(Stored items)
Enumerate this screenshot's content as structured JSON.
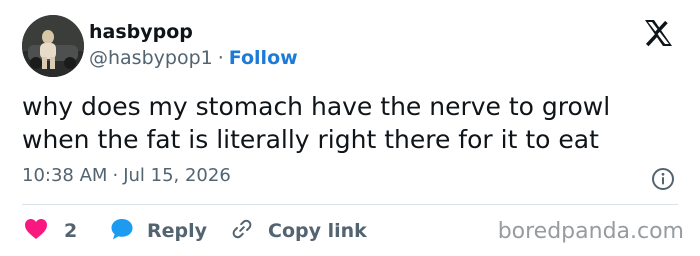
{
  "user": {
    "name": "hasbypop",
    "handle": "@hasbypop1",
    "separator": "·",
    "follow_label": "Follow"
  },
  "tweet": {
    "text": "why does my stomach have the nerve to growl when the fat is literally right there for it to eat",
    "time": "10:38 AM",
    "separator": "·",
    "date": "Jul 15, 2026"
  },
  "actions": {
    "like_count": "2",
    "reply_label": "Reply",
    "copy_label": "Copy link"
  },
  "watermark": "boredpanda.com",
  "colors": {
    "like": "#f91880",
    "reply": "#1d9bf0",
    "follow": "#1d7bd8",
    "muted": "#536471"
  },
  "icons": {
    "logo": "x-logo-icon",
    "info": "info-icon",
    "like": "heart-icon",
    "reply": "speech-bubble-icon",
    "copy": "link-icon"
  }
}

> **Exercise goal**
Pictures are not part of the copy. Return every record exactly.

> **Solution to this problem**
Enumerate this screenshot's content as structured JSON.
{
  "user": {
    "name": "hasbypop",
    "handle": "@hasbypop1",
    "separator": "·",
    "follow_label": "Follow"
  },
  "tweet": {
    "text": "why does my stomach have the nerve to growl when the fat is literally right there for it to eat",
    "time": "10:38 AM",
    "separator": "·",
    "date": "Jul 15, 2026"
  },
  "actions": {
    "like_count": "2",
    "reply_label": "Reply",
    "copy_label": "Copy link"
  },
  "watermark": "boredpanda.com",
  "colors": {
    "like": "#f91880",
    "reply": "#1d9bf0",
    "follow": "#1d7bd8",
    "muted": "#536471"
  },
  "icons": {
    "logo": "x-logo-icon",
    "info": "info-icon",
    "like": "heart-icon",
    "reply": "speech-bubble-icon",
    "copy": "link-icon"
  }
}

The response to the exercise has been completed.